With the threat of a ransomware attack on M365 already high and still growing higher, it is more important than ever that you understand your role in protecting your data. In the case of a ransomware attack, it is your responsibility to have air-gapped, immutable backups that are stored in a secure location. That’s where Clumio comes in to help.
Clumio’s SaaS backup and recovery application provides an air-gapped, immutable backup of your Microsoft 365 (and AWS) data for protection against ransomware. Backups are stored in Clumio’s SecureVault — an air-gapped environment that protects against ransomware and accidental deletions, so you always have a gold copy to restore from. You can be protecting your data within 15 minutes, with one license covering unlimited storage and retention for Exchange Online, SharePoint, OneDrive, Contact + Calendars, etc. Plus it allows you for granular backup and recovery, so you can search for and quickly recover a single email, a full mailbox, an entire SharePoint site, specific site contents, or any point in time version of your OneDrive files. Additionally, depending on your architecture and licenses, Clumio is often cheaper than your existing approach (or building it yourself),so adding in ransomware protection for your M365 environment could even be a self-funded project that provides cost savings.

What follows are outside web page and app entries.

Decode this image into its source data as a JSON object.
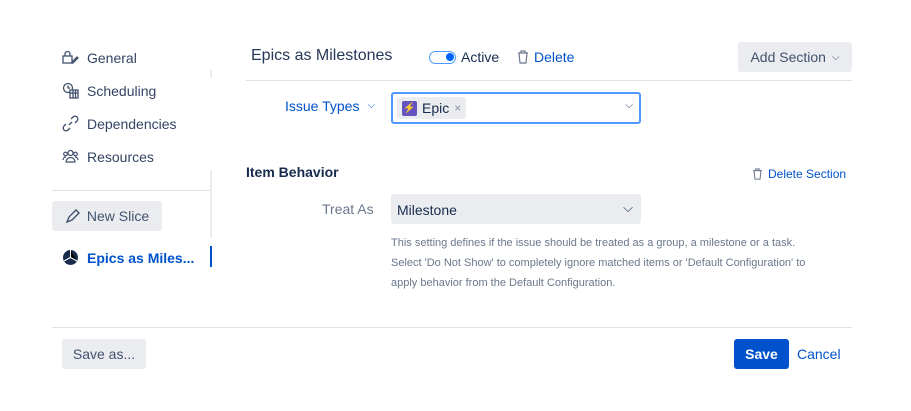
{
  "sidebar": {
    "items": [
      {
        "label": "General"
      },
      {
        "label": "Scheduling"
      },
      {
        "label": "Dependencies"
      },
      {
        "label": "Resources"
      }
    ],
    "new_slice": "New Slice",
    "active_slice": "Epics as Miles..."
  },
  "header": {
    "title": "Epics as Milestones",
    "toggle_label": "Active",
    "toggle_on": true,
    "delete": "Delete",
    "add_section": "Add Section"
  },
  "issue_types": {
    "label": "Issue Types",
    "tag": "Epic"
  },
  "item_behavior": {
    "title": "Item Behavior",
    "delete_section": "Delete Section",
    "treat_as_label": "Treat As",
    "treat_as_value": "Milestone",
    "help": [
      "This setting defines if the issue should be treated as a group, a milestone or a task.",
      "Select 'Do Not Show' to completely ignore matched items or 'Default Configuration' to",
      "apply behavior from the Default Configuration."
    ]
  },
  "footer": {
    "save_as": "Save as...",
    "save": "Save",
    "cancel": "Cancel"
  },
  "colors": {
    "accent": "#0052cc",
    "epic": "#6554c0"
  }
}
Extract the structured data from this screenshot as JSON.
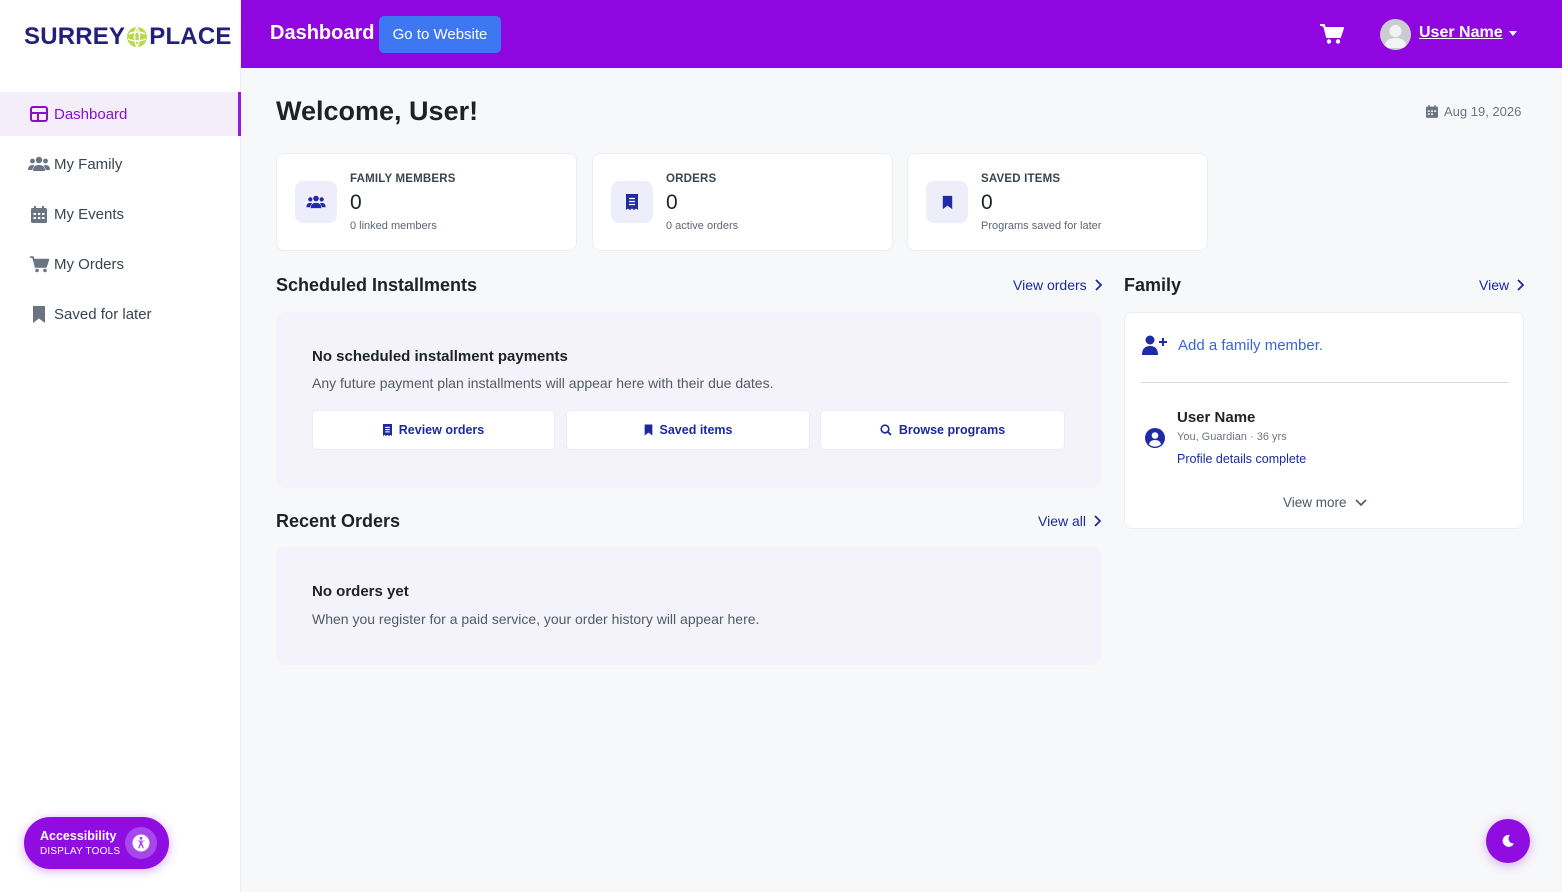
{
  "brand": {
    "logo_left": "SURREY",
    "logo_right": "PLACE",
    "brand_color": "#22207a",
    "accent": "#9006e0"
  },
  "sidebar": {
    "items": [
      {
        "label": "Dashboard",
        "icon": "dashboard-grid-icon",
        "active": true
      },
      {
        "label": "My Family",
        "icon": "users-icon"
      },
      {
        "label": "My Events",
        "icon": "calendar-icon"
      },
      {
        "label": "My Orders",
        "icon": "cart-icon"
      },
      {
        "label": "Saved for later",
        "icon": "bookmark-icon"
      }
    ],
    "accessibility": {
      "title": "Accessibility",
      "subtitle": "DISPLAY TOOLS"
    }
  },
  "header": {
    "title": "Dashboard",
    "website_button": "Go to Website",
    "user_name": "User Name"
  },
  "main": {
    "welcome": "Welcome, User!",
    "date": "Aug 19, 2026",
    "stats": [
      {
        "label": "FAMILY MEMBERS",
        "value": "0",
        "sub": "0 linked members",
        "icon": "users-icon"
      },
      {
        "label": "ORDERS",
        "value": "0",
        "sub": "0 active orders",
        "icon": "receipt-icon"
      },
      {
        "label": "SAVED ITEMS",
        "value": "0",
        "sub": "Programs saved for later",
        "icon": "bookmark-icon"
      }
    ],
    "installments": {
      "title": "Scheduled Installments",
      "link": "View orders",
      "empty_title": "No scheduled installment payments",
      "empty_desc": "Any future payment plan installments will appear here with their due dates.",
      "buttons": [
        "Review orders",
        "Saved items",
        "Browse programs"
      ]
    },
    "orders": {
      "title": "Recent Orders",
      "link": "View all",
      "empty_title": "No orders yet",
      "empty_desc": "When you register for a paid service, your order history will appear here."
    },
    "family": {
      "title": "Family",
      "link": "View",
      "add_label": "Add a family member.",
      "member": {
        "name": "User Name",
        "role": "You, Guardian · 36 yrs",
        "status": "Profile details complete"
      },
      "view_more": "View more"
    }
  }
}
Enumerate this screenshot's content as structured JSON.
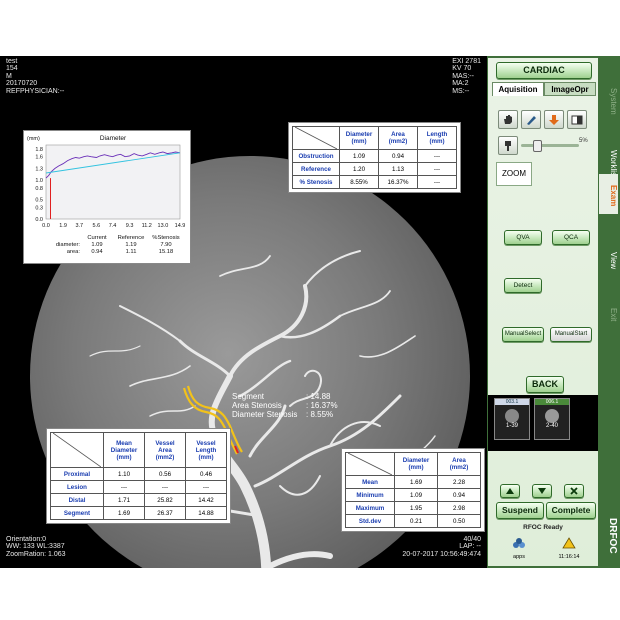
{
  "overlay": {
    "top_left": [
      "test",
      "154",
      "M",
      "20170720",
      "REFPHYSICIAN:--"
    ],
    "top_right": [
      "EXI 2781",
      "KV 70",
      "MAS:--",
      "MA:2",
      "MS:--"
    ],
    "bottom_left": [
      "Orientation:0",
      "WW: 133  WL:3387",
      "ZoomRation: 1.063"
    ],
    "bottom_right": [
      "40/40",
      "LAP: --",
      "20-07-2017  10:56:49:474"
    ],
    "segment_label": "Segment",
    "segment_value": ": 14.88",
    "area_stenosis_label": "Area Stenosis",
    "area_stenosis_value": ": 16.37%",
    "diam_stenosis_label": "Diameter Stenosis",
    "diam_stenosis_value": ": 8.55%"
  },
  "diameter_chart": {
    "unit_label": "(mm)",
    "title": "Diameter",
    "summary_headers": [
      "Current",
      "Reference",
      "%Stenosis"
    ],
    "summary_rows": [
      {
        "label": "diameter:",
        "values": [
          "1.09",
          "1.19",
          "7.90"
        ]
      },
      {
        "label": "area:",
        "values": [
          "0.94",
          "1.11",
          "15.18"
        ]
      }
    ]
  },
  "chart_data": {
    "type": "line",
    "title": "Diameter",
    "ylabel": "(mm)",
    "xlabel": "",
    "x_ticks": [
      "0.0",
      "1.9",
      "3.7",
      "5.6",
      "7.4",
      "9.3",
      "11.2",
      "13.0",
      "14.9"
    ],
    "y_ticks": [
      "0.0",
      "0.3",
      "0.5",
      "0.8",
      "1.0",
      "1.3",
      "1.6",
      "1.8"
    ],
    "xlim": [
      0,
      14.9
    ],
    "ylim": [
      0,
      1.9
    ],
    "grid": false,
    "series": [
      {
        "color": "#6a2fb8",
        "x": [
          0,
          0.3,
          0.6,
          1.0,
          1.4,
          1.9,
          2.4,
          2.9,
          3.3,
          3.7,
          4.2,
          4.6,
          5.0,
          5.6,
          6.0,
          6.5,
          7.0,
          7.4,
          7.9,
          8.3,
          8.8,
          9.3,
          9.8,
          10.2,
          10.7,
          11.2,
          11.6,
          12.1,
          12.6,
          13.0,
          13.5,
          14.0,
          14.4,
          14.9
        ],
        "y": [
          1.05,
          1.12,
          1.22,
          1.3,
          1.36,
          1.42,
          1.5,
          1.55,
          1.58,
          1.56,
          1.6,
          1.62,
          1.6,
          1.58,
          1.62,
          1.65,
          1.62,
          1.6,
          1.64,
          1.66,
          1.6,
          1.62,
          1.68,
          1.64,
          1.62,
          1.66,
          1.7,
          1.66,
          1.7,
          1.72,
          1.68,
          1.7,
          1.72,
          1.7
        ]
      },
      {
        "color": "#33c3e0",
        "x": [
          0,
          14.9
        ],
        "y": [
          1.18,
          1.7
        ]
      },
      {
        "color": "#e02020",
        "x": [
          0.5,
          0.5
        ],
        "y": [
          0,
          1.05
        ]
      }
    ]
  },
  "obstruction_table": {
    "headers": [
      [
        "Diameter",
        "(mm)"
      ],
      [
        "Area",
        "(mm2)"
      ],
      [
        "Length",
        "(mm)"
      ]
    ],
    "rows": [
      {
        "label": "Obstruction",
        "values": [
          "1.09",
          "0.94",
          "---"
        ]
      },
      {
        "label": "Reference",
        "values": [
          "1.20",
          "1.13",
          "---"
        ]
      },
      {
        "label": "% Stenosis",
        "values": [
          "8.55%",
          "16.37%",
          "---"
        ]
      }
    ]
  },
  "vessel_table": {
    "headers": [
      [
        "Mean",
        "Diameter",
        "(mm)"
      ],
      [
        "Vessel",
        "Area",
        "(mm2)"
      ],
      [
        "Vessel",
        "Length",
        "(mm)"
      ]
    ],
    "rows": [
      {
        "label": "Proximal",
        "values": [
          "1.10",
          "0.56",
          "0.46"
        ]
      },
      {
        "label": "Lesion",
        "values": [
          "---",
          "---",
          "---"
        ]
      },
      {
        "label": "Distal",
        "values": [
          "1.71",
          "25.82",
          "14.42"
        ]
      },
      {
        "label": "Segment",
        "values": [
          "1.69",
          "26.37",
          "14.88"
        ]
      }
    ]
  },
  "stats_table": {
    "headers": [
      [
        "Diameter",
        "(mm)"
      ],
      [
        "Area",
        "(mm2)"
      ]
    ],
    "rows": [
      {
        "label": "Mean",
        "values": [
          "1.69",
          "2.28"
        ]
      },
      {
        "label": "Minimum",
        "values": [
          "1.09",
          "0.94"
        ]
      },
      {
        "label": "Maximum",
        "values": [
          "1.95",
          "2.98"
        ]
      },
      {
        "label": "Std.dev",
        "values": [
          "0.21",
          "0.50"
        ]
      }
    ]
  },
  "control_panel": {
    "cardiac_label": "CARDIAC",
    "tab_acquisition": "Aquisition",
    "tab_imageopr": "ImageOpr",
    "slider_value": "5%",
    "zoom_label": "ZOOM",
    "qva_label": "QVA",
    "qca_label": "QCA",
    "detect_label": "Detect",
    "manual_select_label": "ManualSelect",
    "manual_start_label": "ManualStart",
    "back_label": "BACK",
    "thumb1_header": "003.1",
    "thumb2_header": "006.1",
    "thumb1_caption": "1-39",
    "thumb2_caption": "2-40",
    "suspend_label": "Suspend",
    "complete_label": "Complete",
    "status_label": "RFOC Ready",
    "apps_label": "apps",
    "clock": "11:16:14",
    "side_tabs": [
      "System",
      "Worklist",
      "Exam",
      "View",
      "Exit"
    ],
    "brand": "DRFOC"
  },
  "colors": {
    "panel_green": "#3f6f3a",
    "button_green": "#9fd08f",
    "header_blue": "#1a3db0",
    "stenosis_red": "#e02020",
    "highlight_yellow": "#f2c21a"
  }
}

If you have any questions or want to dive into more detail around ransomware protection and the M365 shared responsibility model, feel free to schedule a conversation with one of our experts today.